Image via Treehugger © Chad Chenier Photography /courtesy Make it Right
Welcome back for Part 2 of my San Francisco artventures. I finally encountered one of the reclaimed parking lot spaces I’ve been reading about on Untapped Cities. I love a good parklet. This was a particularly adorable “porch” for a restaurant in the Haight.
Also in the Haight, I found one of my secret crushes – odd bathroom graffiti. Yep, that’s my pink camera strap. I’m totally professional.
But seriously, I did make it to the SFMOMA to see some of the highlights I’d been hoping to catch. First up, the Parra piece was awesome. It’s huge and bold and strategically placed. Worth a visit for sure. I wish there has been more Parra pieces to see!
I stopped into the Paul Klee/Josef Albers comparative exhibit. The museum tried to explain and showcase the similarities in the focus of these seemingly unrelated artists. It was kind of a cool concept, for sure. And the pieces were great.
I got the chance to go to Alcatraz for the first time this go-around, and one of my favorite parts (besides the creepy fog and birds all over the island) was the room with old movie posters near the gift shop.
The middle, sort of orange block poster is one of my favorites ever – thank you Saul Bass.
And lastly, on a mostly related note, we visited a fantastic winery called Artesa in the Napa Valley. Not only did they have great wine (available for retail in a lot of states) but they also had an incredible spread of land overlooking the Valley and incorporating some unique architectural, water and sculptural elements. I also got to spend some quality time with our fabulous hosts from Modern Commissary. Thanks guys, y’all are amazing tour guides!
I’ve made it back from the beautiful weather on the West Coast, and though I really enjoyed the cooler temps, I am thrilled to see humidity again. Is that weird?

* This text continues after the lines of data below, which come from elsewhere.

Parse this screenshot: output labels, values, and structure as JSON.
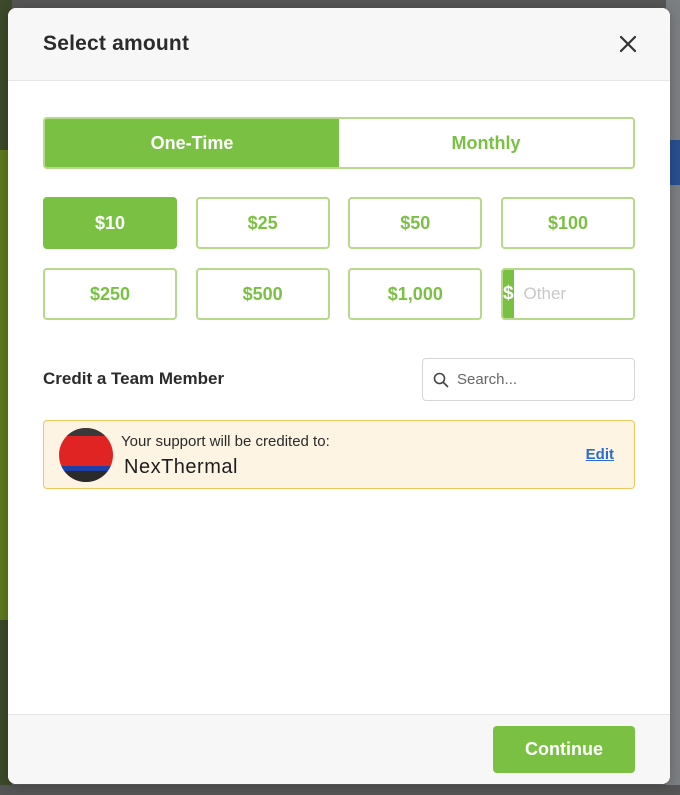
{
  "modal": {
    "title": "Select amount"
  },
  "frequency": {
    "options": [
      {
        "label": "One-Time",
        "active": true
      },
      {
        "label": "Monthly",
        "active": false
      }
    ]
  },
  "amounts": {
    "row1": [
      "$10",
      "$25",
      "$50",
      "$100"
    ],
    "row2": [
      "$250",
      "$500",
      "$1,000"
    ],
    "selected": "$10",
    "other": {
      "prefix": "$",
      "placeholder": "Other"
    }
  },
  "credit": {
    "label": "Credit a Team Member",
    "search_placeholder": "Search...",
    "caption": "Your support will be credited to:",
    "name": "NexThermal",
    "edit_label": "Edit"
  },
  "footer": {
    "continue_label": "Continue"
  },
  "colors": {
    "accent": "#7ac143",
    "accent_border": "#b7d98a",
    "notice_bg": "#fdf4e3",
    "notice_border": "#f0c75e",
    "link": "#2a6bd6"
  }
}
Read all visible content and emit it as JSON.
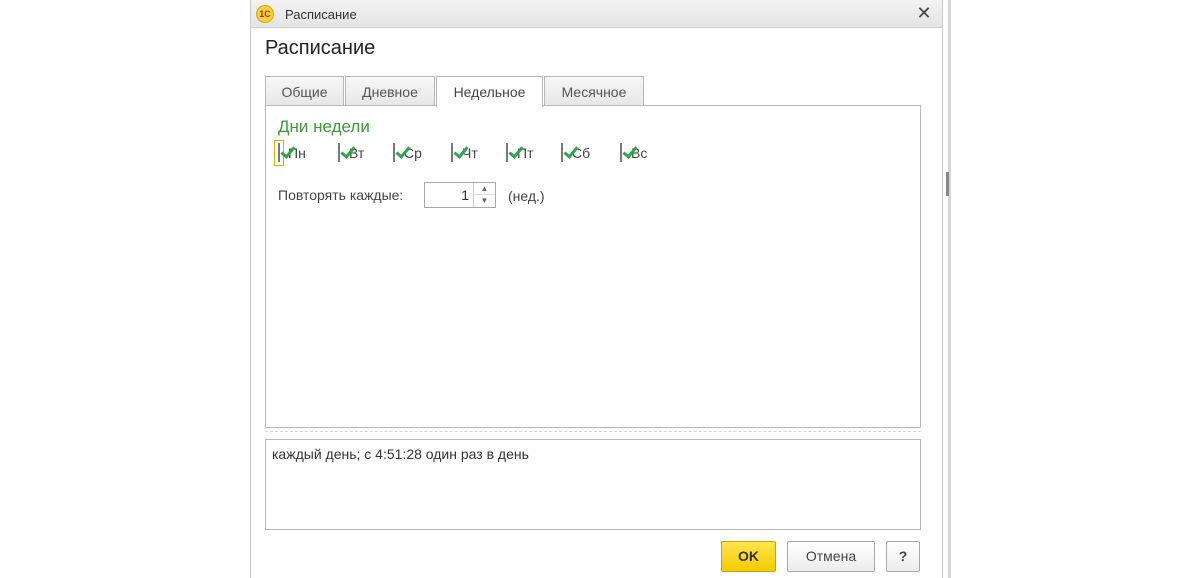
{
  "window": {
    "title": "Расписание",
    "app_icon": "1С",
    "close_glyph": "✕"
  },
  "form": {
    "title": "Расписание"
  },
  "tabs": [
    {
      "label": "Общие",
      "active": false
    },
    {
      "label": "Дневное",
      "active": false
    },
    {
      "label": "Недельное",
      "active": true
    },
    {
      "label": "Месячное",
      "active": false
    }
  ],
  "weekly": {
    "group_title": "Дни недели",
    "days": [
      {
        "label": "Пн",
        "checked": true
      },
      {
        "label": "Вт",
        "checked": true
      },
      {
        "label": "Ср",
        "checked": true
      },
      {
        "label": "Чт",
        "checked": true
      },
      {
        "label": "Пт",
        "checked": true
      },
      {
        "label": "Сб",
        "checked": true
      },
      {
        "label": "Вс",
        "checked": true
      }
    ],
    "repeat_label": "Повторять каждые:",
    "repeat_value": "1",
    "repeat_unit": "(нед.)"
  },
  "description": "каждый день; с 4:51:28 один раз в день",
  "buttons": {
    "ok": "OK",
    "cancel": "Отмена",
    "help": "?"
  },
  "colors": {
    "accent_green": "#3a9a3a",
    "ok_button": "#f4cc00",
    "focus_border": "#e0b000"
  }
}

I don’t care, I love it. Anyway, this is not a post about the weather.
I did have an opportunity to get to see a lot of the fabulous art I had hoped to see while I was in San Francisco, but that will be for Part 2. I had a few art surprises that I’d like to share first. My cohort, Em2, and I met up with some of my East Coast ex-pat friends for phenomenal tacos at Tacolicious in the Mission. Somewhere between the BART and the restaurant, we happened upon an alley (Clarion Alley) full of amazing street art. In doing a bit of digging, there’s a little info on the history of this space at Wikipedia. Turns out this is the Clarion Alley Mural Project (CAMP) which, in short, is a collaborative mural project among a community of artists with positive messages and bohemian vibes. I found a bit more info here. And a few more of my pics are here.
Last Wednesday I set out the SFMOMA only to find that they are closed on Wednesdays. So I took a different street back to the hotel and chanced upon an incredible photo exhibit at the Catharine Clark Gallery on Minna Street. They were showing pieces by Ellen Kooi. I love the scale and the sort of muted, yet brilliant colors of her work. The images are both peaceful and a bit jarring in a really intense way.

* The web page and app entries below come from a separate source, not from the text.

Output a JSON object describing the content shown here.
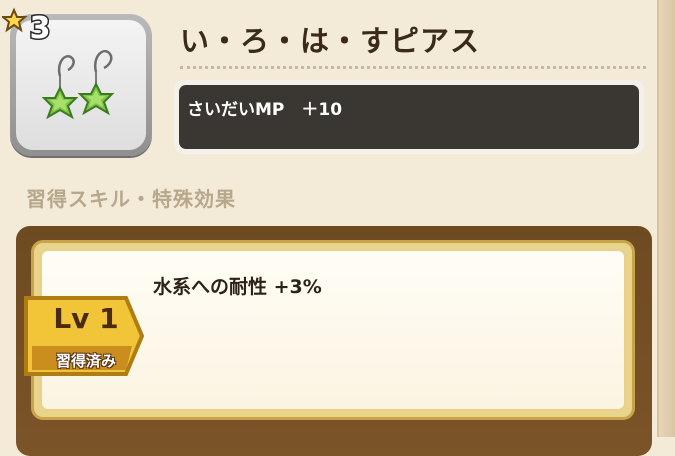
{
  "item": {
    "rarity": "3",
    "name": "い・ろ・は・すピアス",
    "icon": "green-star-earrings-icon",
    "stats": "さいだいMP　＋10"
  },
  "skills": {
    "section_title": "習得スキル・特殊効果",
    "entries": [
      {
        "level_label": "Lv 1",
        "status": "習得済み",
        "effect": "水系への耐性 +3%"
      }
    ]
  },
  "colors": {
    "background": "#f3ead8",
    "stats_box": "#3a3632",
    "frame": "#6e4a22",
    "badge_gold": "#f2c437"
  }
}
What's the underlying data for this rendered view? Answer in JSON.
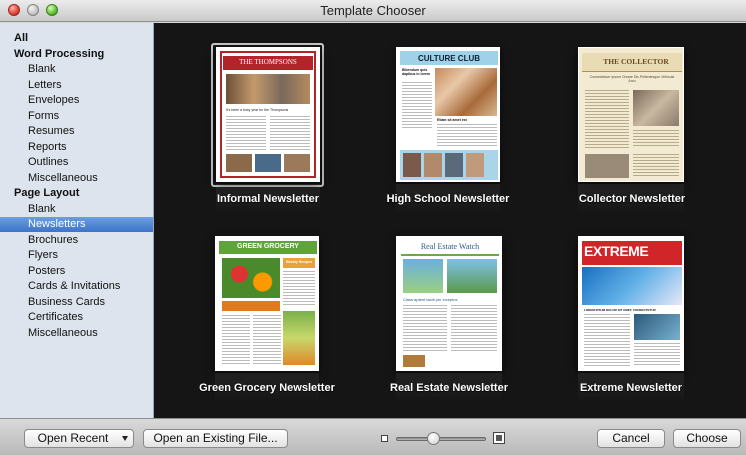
{
  "window": {
    "title": "Template Chooser"
  },
  "sidebar": {
    "items": [
      {
        "label": "All",
        "kind": "cat"
      },
      {
        "label": "Word Processing",
        "kind": "cat"
      },
      {
        "label": "Blank",
        "kind": "sub"
      },
      {
        "label": "Letters",
        "kind": "sub"
      },
      {
        "label": "Envelopes",
        "kind": "sub"
      },
      {
        "label": "Forms",
        "kind": "sub"
      },
      {
        "label": "Resumes",
        "kind": "sub"
      },
      {
        "label": "Reports",
        "kind": "sub"
      },
      {
        "label": "Outlines",
        "kind": "sub"
      },
      {
        "label": "Miscellaneous",
        "kind": "sub"
      },
      {
        "label": "Page Layout",
        "kind": "cat"
      },
      {
        "label": "Blank",
        "kind": "sub"
      },
      {
        "label": "Newsletters",
        "kind": "sub",
        "selected": true
      },
      {
        "label": "Brochures",
        "kind": "sub"
      },
      {
        "label": "Flyers",
        "kind": "sub"
      },
      {
        "label": "Posters",
        "kind": "sub"
      },
      {
        "label": "Cards & Invitations",
        "kind": "sub"
      },
      {
        "label": "Business Cards",
        "kind": "sub"
      },
      {
        "label": "Certificates",
        "kind": "sub"
      },
      {
        "label": "Miscellaneous",
        "kind": "sub"
      }
    ]
  },
  "templates": [
    {
      "label": "Informal Newsletter",
      "heading": "THE THOMPSONS",
      "subheading": "It's been a busy year for the Thompsons",
      "selected": true
    },
    {
      "label": "High School Newsletter",
      "heading": "CULTURE CLUB",
      "subheading": "Bibendum quis dapibus in lorem",
      "headline2": "Etiam sit amet est"
    },
    {
      "label": "Collector Newsletter",
      "heading": "THE COLLECTOR",
      "subheading": "Consectetuer Ipsum Ornare Dis Pellentesque Vehicula Arcu"
    },
    {
      "label": "Green Grocery Newsletter",
      "heading": "GREEN GROCERY",
      "subheading": "Weekly Recipes"
    },
    {
      "label": "Real Estate Newsletter",
      "heading": "Real Estate Watch",
      "subheading": "Class aptent taciti per inceptos"
    },
    {
      "label": "Extreme Newsletter",
      "heading": "EXTREME",
      "subheading": "LOREM IPSUM DOLOR SIT AMET, CONSECTETUR"
    }
  ],
  "toolbar": {
    "open_recent": "Open Recent",
    "open_existing": "Open an Existing File...",
    "cancel": "Cancel",
    "choose": "Choose"
  },
  "zoom": {
    "level": 0.42
  },
  "colors": {
    "selection": "#3d74c9",
    "sidebar_bg": "#dde4ed",
    "browser_bg": "#151515"
  }
}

Image from Ellen Kooi website.
Through mid-August, the SFMOMA will be hosting the 7 Ans de “Moirage” – a play on words combining “7 years of marriage” with the technique called “moire.” These pieces can be seen on the garage windows on Minna and Natoma streets. The pieces are a collaboration of artist/partners Claire Pasquier and Ian Padgham. A little more info and some pics at the SFMOMA blog. Sorry team, I failed to grab a pic of this one! Stay tuned for San Francisco artventures, Part 2. Yep, artventures. I totally went there.